§ **Task description**: Wherever "Configuration" appears in a line of the records below, count that line, and report only the number.

§ **Entries provided**:
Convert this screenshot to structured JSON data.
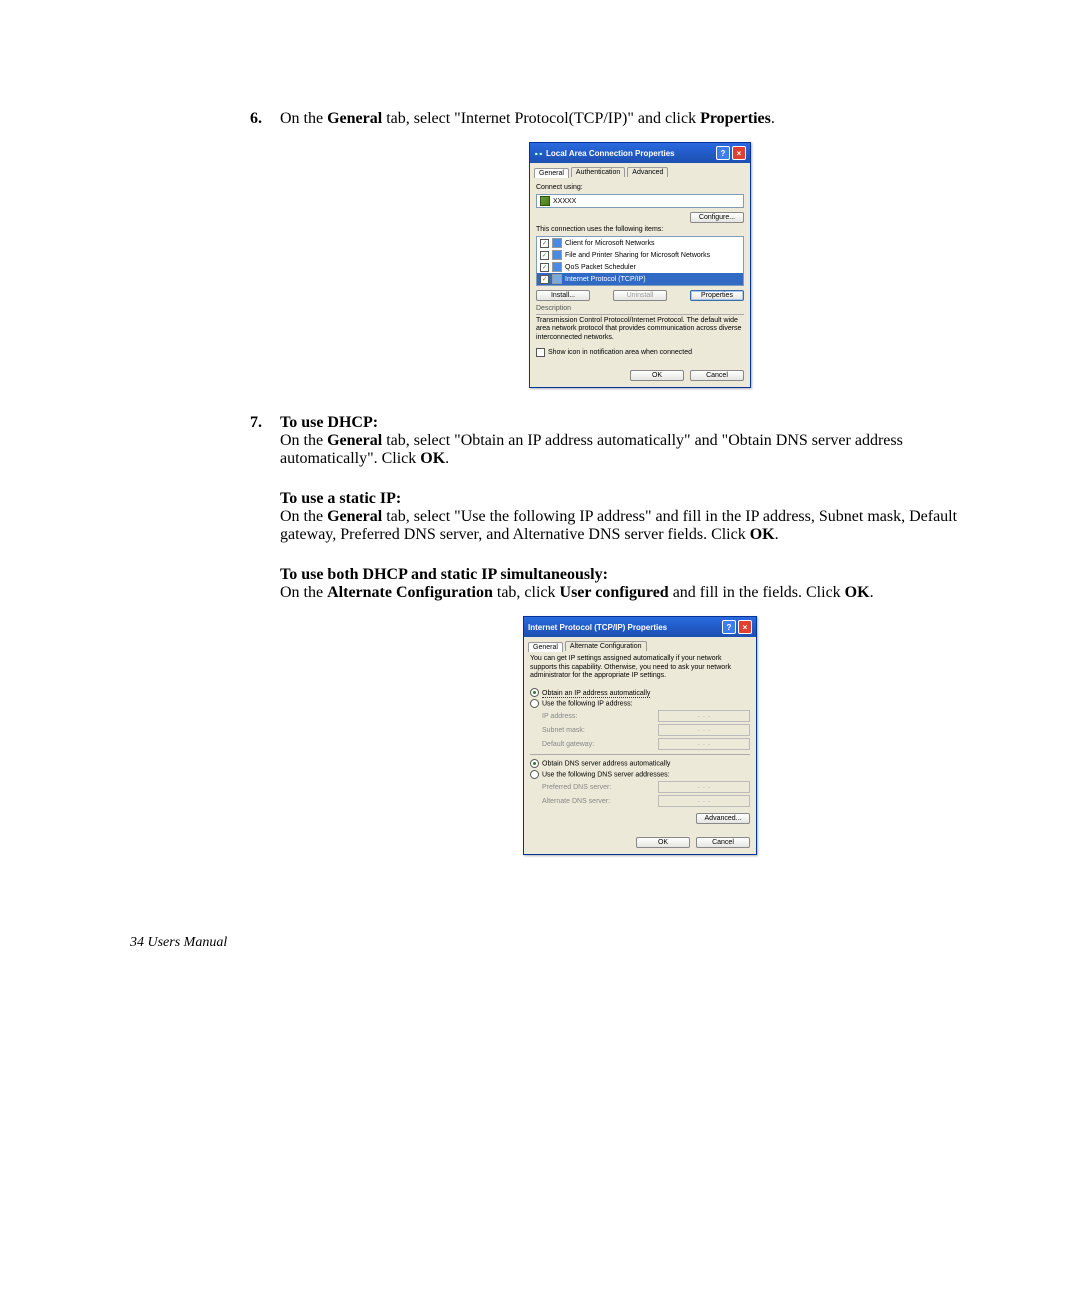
{
  "steps": {
    "s6": {
      "num": "6.",
      "text_pre": "On the ",
      "bold1": "General",
      "text_mid": " tab, select \"Internet Protocol(TCP/IP)\" and click ",
      "bold2": "Properties",
      "text_post": "."
    },
    "s7": {
      "num": "7.",
      "h1": "To use DHCP:",
      "p1_pre": "On the ",
      "p1_b1": "General",
      "p1_mid": " tab, select \"Obtain an IP address automatically\" and \"Obtain DNS server address automatically\". Click ",
      "p1_b2": "OK",
      "p1_post": ".",
      "h2": "To use a static IP:",
      "p2_pre": "On the ",
      "p2_b1": "General",
      "p2_mid": " tab, select \"Use the following IP address\" and fill in the IP address, Subnet mask, Default gateway, Preferred DNS server, and Alternative DNS server fields. Click ",
      "p2_b2": "OK",
      "p2_post": ".",
      "h3": "To use both DHCP and static IP simultaneously:",
      "p3_pre": "On the ",
      "p3_b1": "Alternate Configuration",
      "p3_mid": " tab, click ",
      "p3_b2": "User configured",
      "p3_mid2": " and fill in the fields. Click ",
      "p3_b3": "OK",
      "p3_post": "."
    }
  },
  "dialog1": {
    "title": "Local Area Connection Properties",
    "tabs": [
      "General",
      "Authentication",
      "Advanced"
    ],
    "connect_label": "Connect using:",
    "adapter": "XXXXX",
    "configure_btn": "Configure...",
    "uses_label": "This connection uses the following items:",
    "items": [
      {
        "checked": true,
        "label": "Client for Microsoft Networks"
      },
      {
        "checked": true,
        "label": "File and Printer Sharing for Microsoft Networks"
      },
      {
        "checked": true,
        "label": "QoS Packet Scheduler"
      },
      {
        "checked": true,
        "label": "Internet Protocol (TCP/IP)",
        "selected": true
      }
    ],
    "install_btn": "Install...",
    "uninstall_btn": "Uninstall",
    "properties_btn": "Properties",
    "desc_label": "Description",
    "desc_text": "Transmission Control Protocol/Internet Protocol. The default wide area network protocol that provides communication across diverse interconnected networks.",
    "show_icon": "Show icon in notification area when connected",
    "ok_btn": "OK",
    "cancel_btn": "Cancel"
  },
  "dialog2": {
    "title": "Internet Protocol (TCP/IP) Properties",
    "tabs": [
      "General",
      "Alternate Configuration"
    ],
    "intro": "You can get IP settings assigned automatically if your network supports this capability. Otherwise, you need to ask your network administrator for the appropriate IP settings.",
    "r1": "Obtain an IP address automatically",
    "r2": "Use the following IP address:",
    "f_ip": "IP address:",
    "f_mask": "Subnet mask:",
    "f_gw": "Default gateway:",
    "r3": "Obtain DNS server address automatically",
    "r4": "Use the following DNS server addresses:",
    "f_pdns": "Preferred DNS server:",
    "f_adns": "Alternate DNS server:",
    "advanced_btn": "Advanced...",
    "ok_btn": "OK",
    "cancel_btn": "Cancel"
  },
  "footer": "34  Users Manual"
}
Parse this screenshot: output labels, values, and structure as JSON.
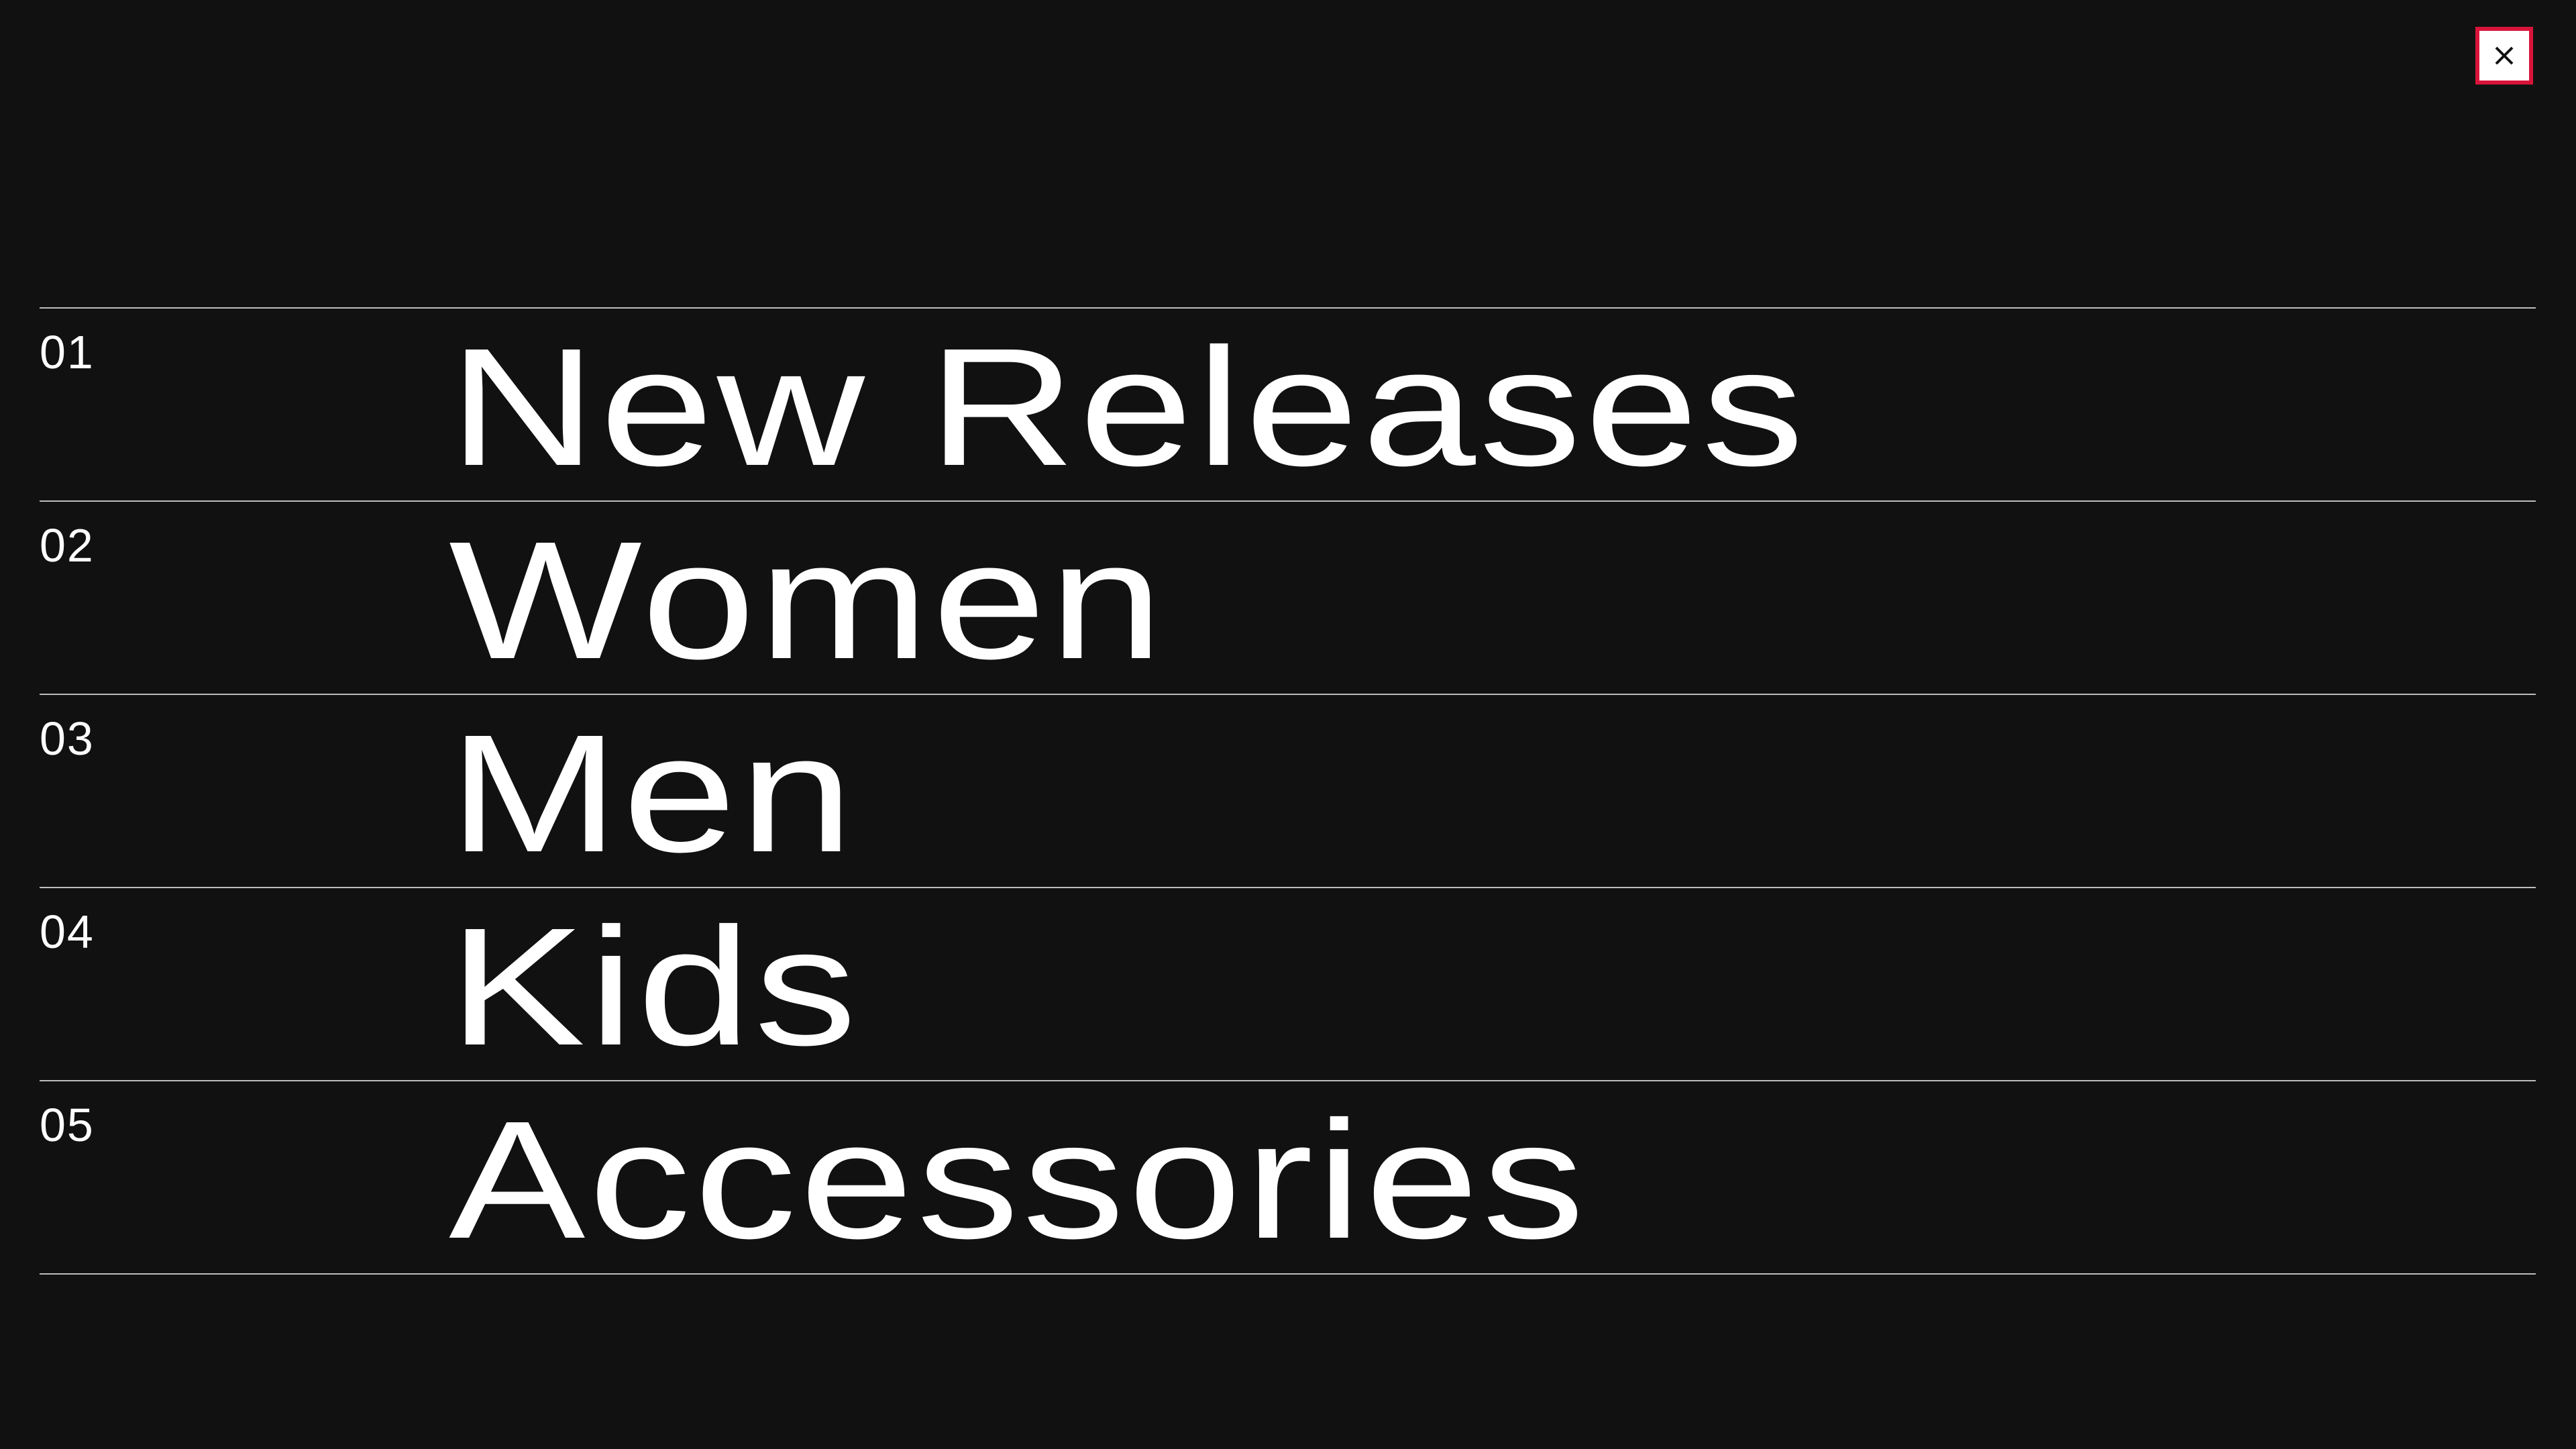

§ **Solution for this task**: 2